**MATERIAL SHOWN**
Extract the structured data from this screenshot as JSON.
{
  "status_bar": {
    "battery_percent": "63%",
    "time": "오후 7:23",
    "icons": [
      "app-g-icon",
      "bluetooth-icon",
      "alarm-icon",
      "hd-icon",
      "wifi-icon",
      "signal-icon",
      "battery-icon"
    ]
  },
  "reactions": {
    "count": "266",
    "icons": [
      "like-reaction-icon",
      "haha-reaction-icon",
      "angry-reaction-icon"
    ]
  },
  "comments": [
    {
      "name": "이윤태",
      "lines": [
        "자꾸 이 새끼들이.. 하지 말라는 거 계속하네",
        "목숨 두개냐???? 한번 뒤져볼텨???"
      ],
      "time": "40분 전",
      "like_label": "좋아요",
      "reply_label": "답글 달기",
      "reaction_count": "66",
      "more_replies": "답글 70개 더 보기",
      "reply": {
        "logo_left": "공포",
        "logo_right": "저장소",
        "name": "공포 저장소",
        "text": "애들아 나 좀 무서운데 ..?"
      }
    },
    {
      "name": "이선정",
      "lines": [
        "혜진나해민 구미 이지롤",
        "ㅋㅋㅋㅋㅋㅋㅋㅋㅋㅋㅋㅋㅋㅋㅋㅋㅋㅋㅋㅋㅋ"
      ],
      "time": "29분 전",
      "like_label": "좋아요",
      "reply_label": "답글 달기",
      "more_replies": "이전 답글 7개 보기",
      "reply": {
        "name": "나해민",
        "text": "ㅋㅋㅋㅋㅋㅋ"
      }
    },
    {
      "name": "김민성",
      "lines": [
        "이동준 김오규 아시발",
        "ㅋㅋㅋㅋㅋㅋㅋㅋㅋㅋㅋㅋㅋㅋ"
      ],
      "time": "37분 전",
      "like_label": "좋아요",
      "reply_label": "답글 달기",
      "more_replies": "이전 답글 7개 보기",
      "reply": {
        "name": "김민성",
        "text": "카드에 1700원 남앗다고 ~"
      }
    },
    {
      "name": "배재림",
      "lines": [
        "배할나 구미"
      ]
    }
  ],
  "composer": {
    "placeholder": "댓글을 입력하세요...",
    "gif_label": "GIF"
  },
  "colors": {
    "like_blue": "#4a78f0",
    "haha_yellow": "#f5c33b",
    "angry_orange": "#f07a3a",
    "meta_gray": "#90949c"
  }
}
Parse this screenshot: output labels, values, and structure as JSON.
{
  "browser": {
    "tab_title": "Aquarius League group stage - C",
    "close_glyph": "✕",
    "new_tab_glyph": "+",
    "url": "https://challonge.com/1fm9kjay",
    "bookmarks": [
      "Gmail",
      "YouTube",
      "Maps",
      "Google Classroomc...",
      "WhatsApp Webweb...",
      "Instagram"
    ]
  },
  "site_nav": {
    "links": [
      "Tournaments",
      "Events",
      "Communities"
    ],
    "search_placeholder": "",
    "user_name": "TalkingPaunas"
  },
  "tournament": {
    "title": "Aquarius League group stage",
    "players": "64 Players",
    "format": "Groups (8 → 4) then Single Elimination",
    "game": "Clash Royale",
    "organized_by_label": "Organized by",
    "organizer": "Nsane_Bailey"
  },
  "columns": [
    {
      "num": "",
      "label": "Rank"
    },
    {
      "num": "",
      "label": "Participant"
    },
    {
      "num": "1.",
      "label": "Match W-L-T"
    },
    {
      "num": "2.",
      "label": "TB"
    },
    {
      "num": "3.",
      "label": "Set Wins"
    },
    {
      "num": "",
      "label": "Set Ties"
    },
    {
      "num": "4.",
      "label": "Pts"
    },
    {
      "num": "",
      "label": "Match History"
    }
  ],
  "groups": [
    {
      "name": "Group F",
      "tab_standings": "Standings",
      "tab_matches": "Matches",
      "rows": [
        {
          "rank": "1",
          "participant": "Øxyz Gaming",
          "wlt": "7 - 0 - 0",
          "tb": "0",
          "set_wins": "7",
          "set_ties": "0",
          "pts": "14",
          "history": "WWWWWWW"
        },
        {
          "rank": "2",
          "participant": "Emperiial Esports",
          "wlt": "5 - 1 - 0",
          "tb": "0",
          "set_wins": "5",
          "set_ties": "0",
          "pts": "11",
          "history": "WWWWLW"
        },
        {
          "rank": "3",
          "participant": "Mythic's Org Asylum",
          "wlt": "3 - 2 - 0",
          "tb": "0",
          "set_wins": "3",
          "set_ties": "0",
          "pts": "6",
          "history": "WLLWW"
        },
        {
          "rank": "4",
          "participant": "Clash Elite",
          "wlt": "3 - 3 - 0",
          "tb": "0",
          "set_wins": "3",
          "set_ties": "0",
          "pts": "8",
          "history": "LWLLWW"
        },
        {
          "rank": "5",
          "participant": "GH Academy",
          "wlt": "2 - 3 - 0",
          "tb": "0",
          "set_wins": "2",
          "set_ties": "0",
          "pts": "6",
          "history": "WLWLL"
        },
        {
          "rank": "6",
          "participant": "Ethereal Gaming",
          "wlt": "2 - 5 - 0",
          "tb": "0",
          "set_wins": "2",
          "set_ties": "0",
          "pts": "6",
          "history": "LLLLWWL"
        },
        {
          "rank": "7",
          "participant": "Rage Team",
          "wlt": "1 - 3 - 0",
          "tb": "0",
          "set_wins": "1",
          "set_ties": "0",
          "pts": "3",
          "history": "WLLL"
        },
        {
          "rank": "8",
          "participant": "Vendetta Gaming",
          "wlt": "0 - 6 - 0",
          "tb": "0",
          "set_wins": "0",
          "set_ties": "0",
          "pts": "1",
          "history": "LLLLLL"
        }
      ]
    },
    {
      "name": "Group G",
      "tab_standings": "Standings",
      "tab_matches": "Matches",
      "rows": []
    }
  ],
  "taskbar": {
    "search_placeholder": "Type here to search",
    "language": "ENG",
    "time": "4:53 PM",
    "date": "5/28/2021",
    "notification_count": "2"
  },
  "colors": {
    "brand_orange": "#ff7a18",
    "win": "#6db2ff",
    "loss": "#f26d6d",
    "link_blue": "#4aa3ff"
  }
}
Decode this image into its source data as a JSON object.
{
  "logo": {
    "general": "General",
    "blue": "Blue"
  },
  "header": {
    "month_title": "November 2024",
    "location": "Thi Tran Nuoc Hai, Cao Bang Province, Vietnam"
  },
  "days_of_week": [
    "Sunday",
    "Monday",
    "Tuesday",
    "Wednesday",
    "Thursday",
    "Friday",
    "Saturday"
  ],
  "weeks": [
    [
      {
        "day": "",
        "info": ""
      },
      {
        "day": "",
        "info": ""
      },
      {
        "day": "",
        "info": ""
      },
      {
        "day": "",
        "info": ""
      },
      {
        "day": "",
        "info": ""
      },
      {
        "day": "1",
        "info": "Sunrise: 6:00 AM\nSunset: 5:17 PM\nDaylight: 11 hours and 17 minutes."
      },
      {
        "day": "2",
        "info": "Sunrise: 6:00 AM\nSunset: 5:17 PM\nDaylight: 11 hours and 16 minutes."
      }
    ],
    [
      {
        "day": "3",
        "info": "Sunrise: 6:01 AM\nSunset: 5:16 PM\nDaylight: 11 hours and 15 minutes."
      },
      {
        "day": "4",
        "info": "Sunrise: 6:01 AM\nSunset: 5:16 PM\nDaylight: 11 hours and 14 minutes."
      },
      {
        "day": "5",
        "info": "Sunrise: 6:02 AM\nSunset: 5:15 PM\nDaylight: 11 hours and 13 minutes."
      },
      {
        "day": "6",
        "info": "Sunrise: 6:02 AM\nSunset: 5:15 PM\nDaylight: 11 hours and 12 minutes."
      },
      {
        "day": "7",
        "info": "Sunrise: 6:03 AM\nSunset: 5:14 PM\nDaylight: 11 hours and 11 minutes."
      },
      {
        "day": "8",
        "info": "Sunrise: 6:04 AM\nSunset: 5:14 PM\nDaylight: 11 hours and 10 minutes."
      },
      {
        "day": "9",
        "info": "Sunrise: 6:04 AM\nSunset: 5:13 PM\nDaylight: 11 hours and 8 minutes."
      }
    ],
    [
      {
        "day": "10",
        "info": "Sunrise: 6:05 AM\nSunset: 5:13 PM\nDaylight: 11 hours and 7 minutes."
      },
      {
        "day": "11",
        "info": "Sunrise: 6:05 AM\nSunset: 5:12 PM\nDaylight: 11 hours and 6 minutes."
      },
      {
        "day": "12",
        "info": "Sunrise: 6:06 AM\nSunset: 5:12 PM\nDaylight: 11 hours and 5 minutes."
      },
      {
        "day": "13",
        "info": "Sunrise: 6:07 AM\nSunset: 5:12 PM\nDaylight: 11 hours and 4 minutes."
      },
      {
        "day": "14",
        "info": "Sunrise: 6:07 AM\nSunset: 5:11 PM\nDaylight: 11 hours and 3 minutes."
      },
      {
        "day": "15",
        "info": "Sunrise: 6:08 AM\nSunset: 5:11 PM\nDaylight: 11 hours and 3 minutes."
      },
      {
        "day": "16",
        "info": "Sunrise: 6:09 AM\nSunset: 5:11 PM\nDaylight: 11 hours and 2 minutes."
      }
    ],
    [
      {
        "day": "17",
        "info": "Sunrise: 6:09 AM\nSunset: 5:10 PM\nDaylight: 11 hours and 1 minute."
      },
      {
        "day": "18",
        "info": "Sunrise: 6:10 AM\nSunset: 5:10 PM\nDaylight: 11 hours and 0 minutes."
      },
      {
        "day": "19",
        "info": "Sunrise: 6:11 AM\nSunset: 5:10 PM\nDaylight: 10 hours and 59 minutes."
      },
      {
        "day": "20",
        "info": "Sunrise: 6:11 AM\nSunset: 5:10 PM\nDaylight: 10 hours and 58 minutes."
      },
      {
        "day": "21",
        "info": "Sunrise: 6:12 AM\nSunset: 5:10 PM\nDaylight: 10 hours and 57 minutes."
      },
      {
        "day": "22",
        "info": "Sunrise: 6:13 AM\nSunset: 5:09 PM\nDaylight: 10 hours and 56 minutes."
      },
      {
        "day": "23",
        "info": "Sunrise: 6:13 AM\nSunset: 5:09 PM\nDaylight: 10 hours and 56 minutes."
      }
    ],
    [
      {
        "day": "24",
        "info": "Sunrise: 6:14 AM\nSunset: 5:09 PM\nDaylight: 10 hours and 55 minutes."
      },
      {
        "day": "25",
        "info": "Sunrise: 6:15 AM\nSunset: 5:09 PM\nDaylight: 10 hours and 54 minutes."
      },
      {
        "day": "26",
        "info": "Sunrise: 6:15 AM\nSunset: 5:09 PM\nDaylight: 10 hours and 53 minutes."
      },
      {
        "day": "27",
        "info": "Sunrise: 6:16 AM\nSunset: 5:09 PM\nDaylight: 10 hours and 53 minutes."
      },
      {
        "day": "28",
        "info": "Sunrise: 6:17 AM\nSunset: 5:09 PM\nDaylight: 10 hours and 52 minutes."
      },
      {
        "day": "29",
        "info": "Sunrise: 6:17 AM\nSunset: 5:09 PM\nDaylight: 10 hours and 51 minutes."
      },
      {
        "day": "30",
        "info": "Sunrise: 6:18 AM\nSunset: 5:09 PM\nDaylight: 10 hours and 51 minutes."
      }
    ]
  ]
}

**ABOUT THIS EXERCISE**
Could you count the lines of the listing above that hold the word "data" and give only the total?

**YOUR RESPONSE**
2